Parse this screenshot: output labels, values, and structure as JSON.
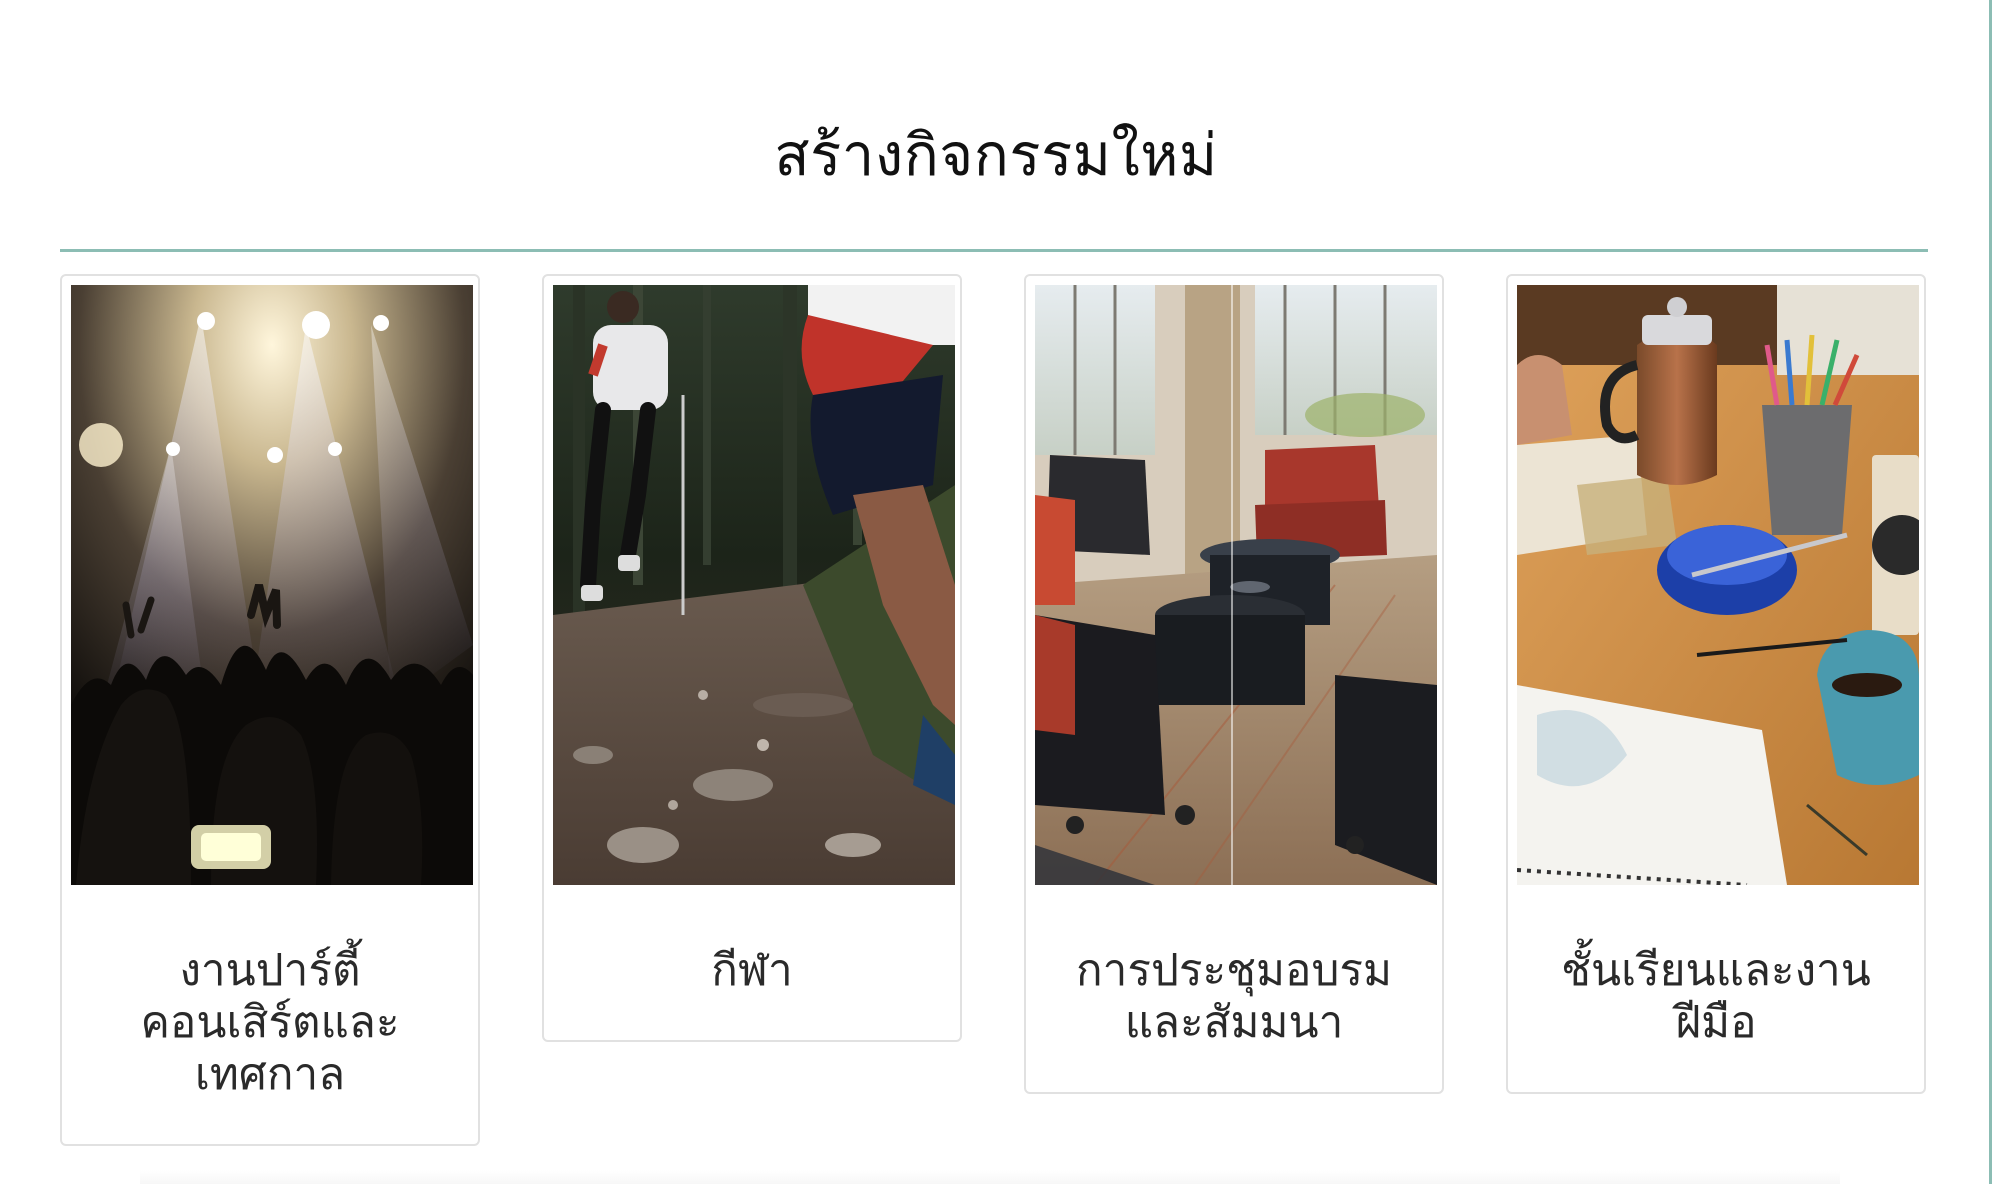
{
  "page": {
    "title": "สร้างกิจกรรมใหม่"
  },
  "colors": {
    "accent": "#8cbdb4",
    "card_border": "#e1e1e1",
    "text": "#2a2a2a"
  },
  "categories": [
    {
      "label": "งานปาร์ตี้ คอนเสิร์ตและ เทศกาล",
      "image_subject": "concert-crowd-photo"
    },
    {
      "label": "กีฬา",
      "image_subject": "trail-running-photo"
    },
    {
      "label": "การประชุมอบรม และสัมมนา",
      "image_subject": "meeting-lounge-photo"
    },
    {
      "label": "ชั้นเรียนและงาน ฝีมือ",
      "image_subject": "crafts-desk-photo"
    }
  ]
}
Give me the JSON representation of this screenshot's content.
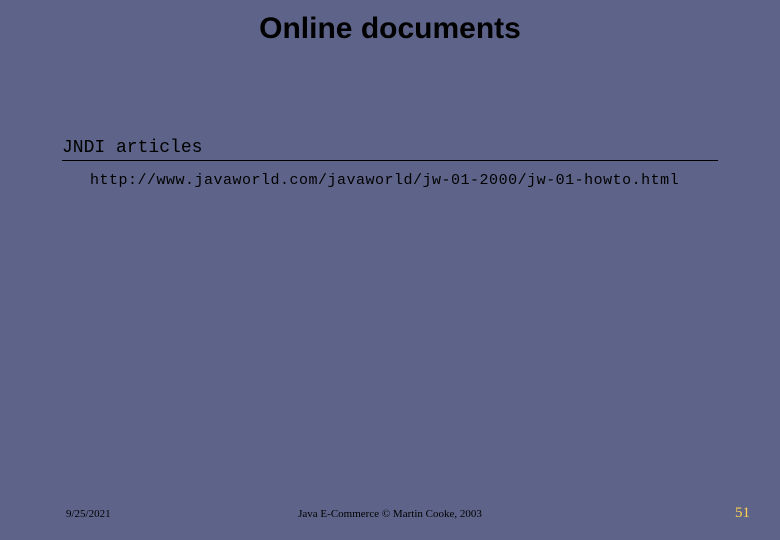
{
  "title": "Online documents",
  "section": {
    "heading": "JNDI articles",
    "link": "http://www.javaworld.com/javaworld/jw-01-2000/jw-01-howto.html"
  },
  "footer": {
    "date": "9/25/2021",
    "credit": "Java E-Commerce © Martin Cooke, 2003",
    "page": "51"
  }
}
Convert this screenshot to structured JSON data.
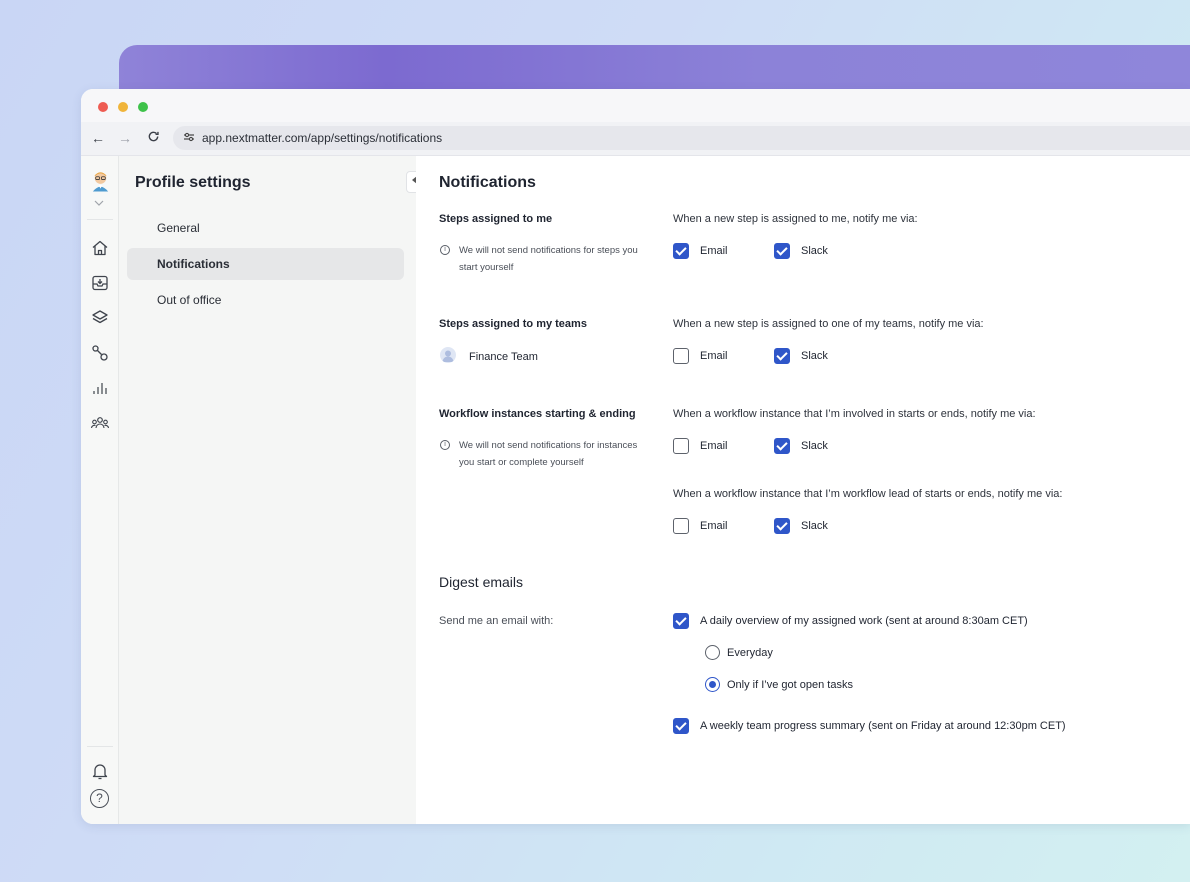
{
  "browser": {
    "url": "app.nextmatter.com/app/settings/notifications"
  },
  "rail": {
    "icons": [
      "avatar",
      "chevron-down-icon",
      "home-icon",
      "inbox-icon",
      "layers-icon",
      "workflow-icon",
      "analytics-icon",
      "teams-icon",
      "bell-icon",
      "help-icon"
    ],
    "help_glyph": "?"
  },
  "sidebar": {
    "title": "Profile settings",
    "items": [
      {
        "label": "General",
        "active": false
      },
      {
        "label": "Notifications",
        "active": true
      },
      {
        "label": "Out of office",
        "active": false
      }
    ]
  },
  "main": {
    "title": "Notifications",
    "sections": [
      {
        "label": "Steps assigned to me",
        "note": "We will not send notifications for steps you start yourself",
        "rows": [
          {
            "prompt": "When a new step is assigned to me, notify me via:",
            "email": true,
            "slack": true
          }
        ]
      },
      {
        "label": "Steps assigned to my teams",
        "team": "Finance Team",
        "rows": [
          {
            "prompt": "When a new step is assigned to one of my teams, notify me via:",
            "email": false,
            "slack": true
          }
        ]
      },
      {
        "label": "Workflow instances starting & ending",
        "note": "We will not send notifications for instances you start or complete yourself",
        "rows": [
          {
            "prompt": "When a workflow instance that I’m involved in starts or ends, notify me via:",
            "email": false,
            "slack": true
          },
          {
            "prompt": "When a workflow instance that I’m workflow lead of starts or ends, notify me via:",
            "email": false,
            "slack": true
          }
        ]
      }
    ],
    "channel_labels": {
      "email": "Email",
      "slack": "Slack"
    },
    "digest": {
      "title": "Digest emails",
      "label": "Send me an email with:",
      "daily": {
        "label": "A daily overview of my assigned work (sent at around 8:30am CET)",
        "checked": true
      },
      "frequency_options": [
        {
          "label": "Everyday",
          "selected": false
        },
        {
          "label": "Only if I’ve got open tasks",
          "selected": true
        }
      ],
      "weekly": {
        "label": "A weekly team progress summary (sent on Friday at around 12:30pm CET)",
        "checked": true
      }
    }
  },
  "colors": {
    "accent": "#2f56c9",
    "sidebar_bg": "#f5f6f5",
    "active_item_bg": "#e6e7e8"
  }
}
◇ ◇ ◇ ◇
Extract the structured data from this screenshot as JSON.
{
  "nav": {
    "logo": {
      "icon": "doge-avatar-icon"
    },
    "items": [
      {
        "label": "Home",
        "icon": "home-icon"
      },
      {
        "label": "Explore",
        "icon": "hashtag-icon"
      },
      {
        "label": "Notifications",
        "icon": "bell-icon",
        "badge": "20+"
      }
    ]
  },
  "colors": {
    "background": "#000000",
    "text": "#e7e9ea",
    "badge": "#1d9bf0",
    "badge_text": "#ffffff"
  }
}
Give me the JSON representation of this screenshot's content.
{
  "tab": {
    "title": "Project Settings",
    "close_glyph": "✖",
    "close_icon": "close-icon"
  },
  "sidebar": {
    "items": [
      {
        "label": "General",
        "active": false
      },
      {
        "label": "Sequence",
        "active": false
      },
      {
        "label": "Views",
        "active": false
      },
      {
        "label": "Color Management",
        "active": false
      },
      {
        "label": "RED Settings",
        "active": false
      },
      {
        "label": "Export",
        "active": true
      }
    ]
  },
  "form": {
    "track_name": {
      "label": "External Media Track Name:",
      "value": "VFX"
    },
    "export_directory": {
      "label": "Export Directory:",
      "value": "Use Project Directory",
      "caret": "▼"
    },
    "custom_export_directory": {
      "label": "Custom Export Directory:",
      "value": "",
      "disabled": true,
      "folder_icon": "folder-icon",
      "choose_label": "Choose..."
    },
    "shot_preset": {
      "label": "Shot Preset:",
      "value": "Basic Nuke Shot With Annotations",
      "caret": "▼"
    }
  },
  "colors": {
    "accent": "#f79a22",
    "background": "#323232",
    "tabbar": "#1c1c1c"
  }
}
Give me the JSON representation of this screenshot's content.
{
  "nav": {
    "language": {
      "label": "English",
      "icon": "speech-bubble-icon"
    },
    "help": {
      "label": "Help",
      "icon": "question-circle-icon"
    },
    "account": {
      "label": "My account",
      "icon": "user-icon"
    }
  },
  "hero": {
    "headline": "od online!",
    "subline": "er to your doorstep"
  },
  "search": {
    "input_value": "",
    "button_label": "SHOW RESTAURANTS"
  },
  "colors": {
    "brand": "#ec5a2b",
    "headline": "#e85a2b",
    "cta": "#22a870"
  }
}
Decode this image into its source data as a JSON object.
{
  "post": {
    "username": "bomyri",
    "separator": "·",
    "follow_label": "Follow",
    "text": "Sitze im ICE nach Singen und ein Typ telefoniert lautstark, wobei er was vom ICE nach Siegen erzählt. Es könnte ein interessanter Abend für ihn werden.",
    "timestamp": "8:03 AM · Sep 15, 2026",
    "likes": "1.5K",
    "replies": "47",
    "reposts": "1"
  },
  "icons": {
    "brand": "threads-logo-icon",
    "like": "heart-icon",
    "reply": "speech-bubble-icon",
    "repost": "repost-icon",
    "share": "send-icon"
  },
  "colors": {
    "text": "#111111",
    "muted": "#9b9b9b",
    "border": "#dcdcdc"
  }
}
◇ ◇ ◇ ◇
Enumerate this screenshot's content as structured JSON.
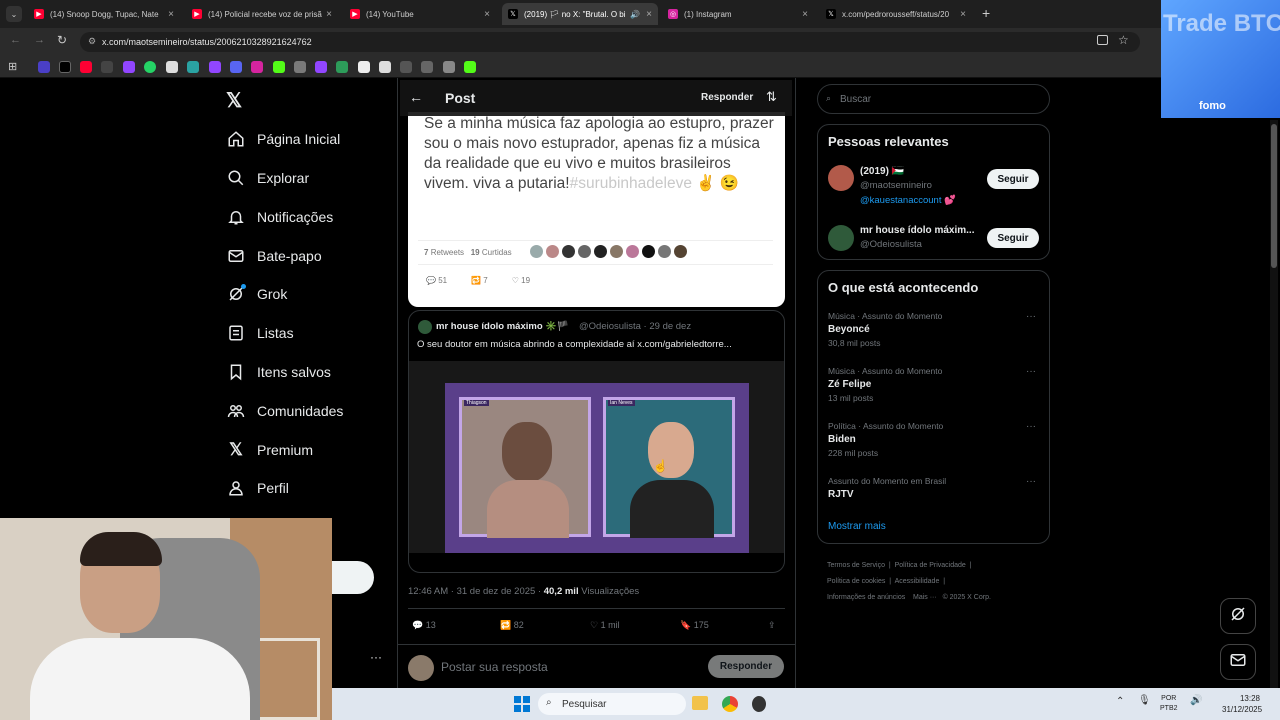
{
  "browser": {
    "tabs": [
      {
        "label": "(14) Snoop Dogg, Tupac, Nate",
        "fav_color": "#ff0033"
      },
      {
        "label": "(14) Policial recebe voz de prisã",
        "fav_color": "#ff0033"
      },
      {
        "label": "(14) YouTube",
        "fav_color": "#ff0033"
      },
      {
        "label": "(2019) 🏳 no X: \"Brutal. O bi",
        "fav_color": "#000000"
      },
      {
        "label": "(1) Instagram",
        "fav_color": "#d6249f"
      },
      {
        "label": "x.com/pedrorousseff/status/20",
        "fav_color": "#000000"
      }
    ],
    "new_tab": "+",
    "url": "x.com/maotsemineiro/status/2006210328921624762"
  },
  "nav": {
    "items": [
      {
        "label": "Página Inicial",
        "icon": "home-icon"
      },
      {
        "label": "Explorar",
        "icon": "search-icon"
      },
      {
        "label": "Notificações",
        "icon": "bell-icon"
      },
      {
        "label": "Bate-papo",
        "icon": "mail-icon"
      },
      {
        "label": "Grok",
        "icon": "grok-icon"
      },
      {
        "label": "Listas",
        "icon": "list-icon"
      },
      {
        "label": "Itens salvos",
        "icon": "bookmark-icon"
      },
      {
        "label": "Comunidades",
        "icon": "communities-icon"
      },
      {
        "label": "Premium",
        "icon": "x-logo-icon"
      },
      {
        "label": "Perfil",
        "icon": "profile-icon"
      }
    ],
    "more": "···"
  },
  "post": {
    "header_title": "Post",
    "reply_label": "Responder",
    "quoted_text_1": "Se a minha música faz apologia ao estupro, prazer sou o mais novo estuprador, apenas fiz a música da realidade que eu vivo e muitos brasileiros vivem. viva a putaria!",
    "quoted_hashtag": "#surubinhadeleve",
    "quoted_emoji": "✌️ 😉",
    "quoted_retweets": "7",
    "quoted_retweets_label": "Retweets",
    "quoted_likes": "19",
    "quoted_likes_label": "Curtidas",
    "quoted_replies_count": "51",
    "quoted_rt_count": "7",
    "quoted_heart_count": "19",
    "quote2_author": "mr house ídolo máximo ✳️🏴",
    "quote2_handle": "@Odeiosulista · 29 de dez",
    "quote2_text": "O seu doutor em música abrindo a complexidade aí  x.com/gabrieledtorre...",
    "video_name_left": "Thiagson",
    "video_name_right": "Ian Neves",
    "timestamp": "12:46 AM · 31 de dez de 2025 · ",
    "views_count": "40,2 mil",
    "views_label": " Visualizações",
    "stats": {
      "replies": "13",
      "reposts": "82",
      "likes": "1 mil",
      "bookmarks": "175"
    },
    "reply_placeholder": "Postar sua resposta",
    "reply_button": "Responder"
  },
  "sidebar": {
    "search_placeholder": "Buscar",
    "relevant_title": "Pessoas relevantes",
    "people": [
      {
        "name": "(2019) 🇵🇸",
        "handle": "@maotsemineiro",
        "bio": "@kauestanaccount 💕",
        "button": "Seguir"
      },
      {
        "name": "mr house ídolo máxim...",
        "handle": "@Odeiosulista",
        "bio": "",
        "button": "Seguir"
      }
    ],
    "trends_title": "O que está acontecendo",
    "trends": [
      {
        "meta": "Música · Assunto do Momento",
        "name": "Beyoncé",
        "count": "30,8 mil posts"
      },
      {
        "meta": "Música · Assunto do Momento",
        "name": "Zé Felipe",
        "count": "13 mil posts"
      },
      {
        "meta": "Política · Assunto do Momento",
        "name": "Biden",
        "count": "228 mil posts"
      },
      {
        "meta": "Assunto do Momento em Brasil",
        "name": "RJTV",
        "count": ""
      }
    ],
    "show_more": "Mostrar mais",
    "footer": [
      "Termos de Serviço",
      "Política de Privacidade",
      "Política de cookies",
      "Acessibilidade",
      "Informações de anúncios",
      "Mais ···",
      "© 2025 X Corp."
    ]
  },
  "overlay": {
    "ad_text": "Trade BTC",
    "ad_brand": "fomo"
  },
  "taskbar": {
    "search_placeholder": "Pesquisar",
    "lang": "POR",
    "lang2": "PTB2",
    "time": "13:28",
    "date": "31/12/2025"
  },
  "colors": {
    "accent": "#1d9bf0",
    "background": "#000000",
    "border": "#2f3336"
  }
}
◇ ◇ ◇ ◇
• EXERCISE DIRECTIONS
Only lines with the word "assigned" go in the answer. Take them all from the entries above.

• RESPONSE BELOW
        "label": "Steps assigned to me",
            "prompt": "When a new step is assigned to me, notify me via:",
        "label": "Steps assigned to my teams",
            "prompt": "When a new step is assigned to one of my teams, notify me via:",
        "label": "A daily overview of my assigned work (sent at around 8:30am CET)",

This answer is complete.